Gausling offers several valuable critiques or correctives to Boyd’s work, thus making his final evaluation of the core of Boyd’s thesis as “essentially historically-based and exegetically sound” that much more persuasive. I would encourage everyone, Christian and non-Christian alike, especially those who have struggled with making sense of the biblical depictions of God as violent, wrathful, and jealous, to read Gausling’s excellent review, which will provide you with a thorough introduction to Boyd’s Cruciform Hermeneutic.
Nick Gausling is Executive Director of the Libertarian Christian Institute and Assistant Editor for CLR. He possesses a Master of Arts in Christian and Classical Studies from Knox Theological Seminary.
The volume also contains seven normal-length critical book reviews, the first of which was written by myself. I review Helen Rhee’s Loving the Poor, Saving the Rich: Wealth, Poverty, and Early Christian Formation. Two reviews were written by Dr. Hübner. In the first, he leads the reader on a riveting journey through the life of Joseph Stalin as told in Stalin: New Biography of a Dictator, by Olev Khlevniuk. In the second, he reviews Dr. Mary Ruwart’s Healing our World: The Compassion of Libertarianism.
Dr. Jason Jewell reviews Deirdre McCloskey’s Bourgeois Dignity: Why Economics Can’t Explain the Modern World, part of the three-volume “bourgeois era” series. Dr. Jewell is professor and chair of humanities at Faulkner University. Christopher Kuiper, who possesses a master’s in economics from George Mason University and currently works as an investment analyst, reviews William Goetzmann’s Money Changes Everything: How Finance Made Civilization Possible. Dr. Bret Saunders reviews William Cavanaugh’s Being Consumed: Economics and Christian Desire. Dr. Saunders earned his PhD in philosophy from the University of Dallas and is associate professor of humanities at John Witherspoon College. The final book review is of Roland Boer and Christina Petterson’s Time of Troubles: A New Economic Framework for Early Christianity. It is reviewed by Nicholas Quient, who earned a master of arts in New Testament Studies from Fuller Theological Seminary.

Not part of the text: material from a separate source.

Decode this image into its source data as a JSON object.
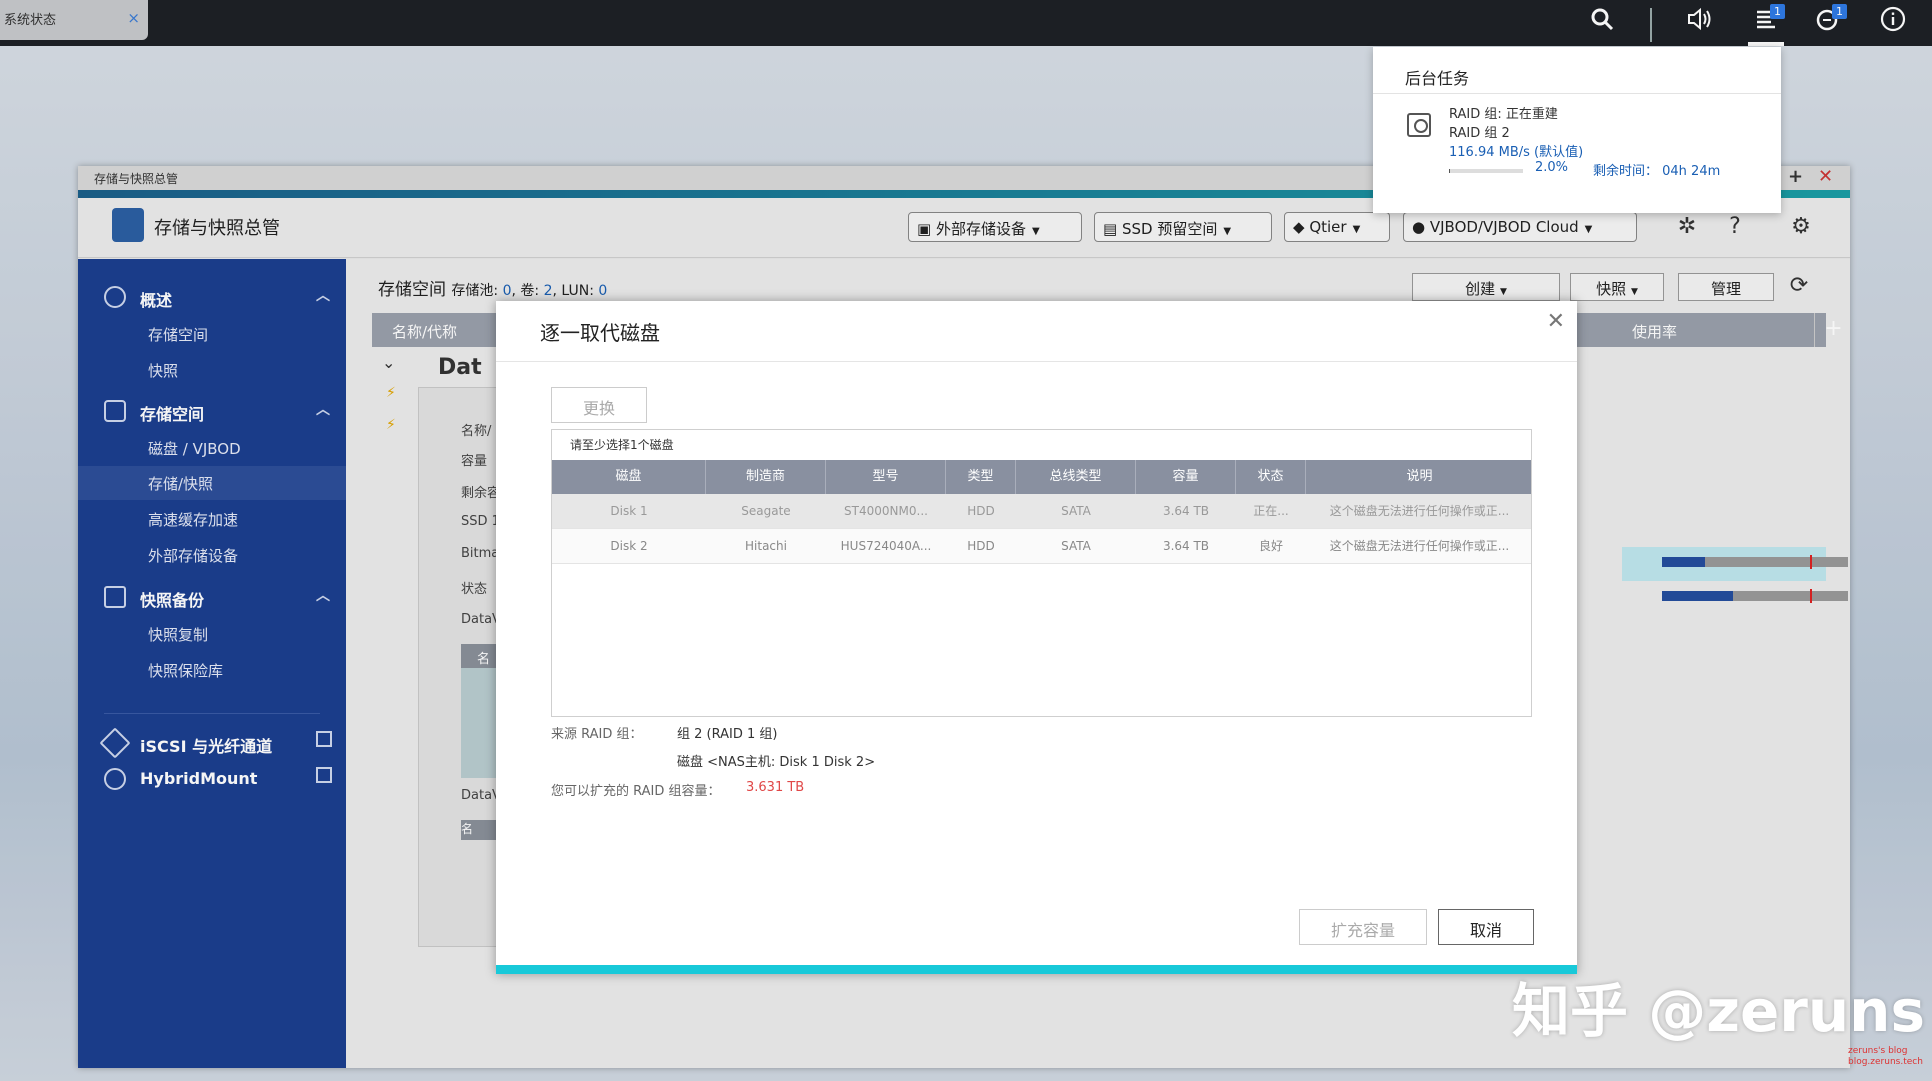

You can also listen to the General Editor, Dr. Jamin Hübner, and I as we join Nick Gausling on the Libertarian Christian Podcast to discuss the first volume of CLR.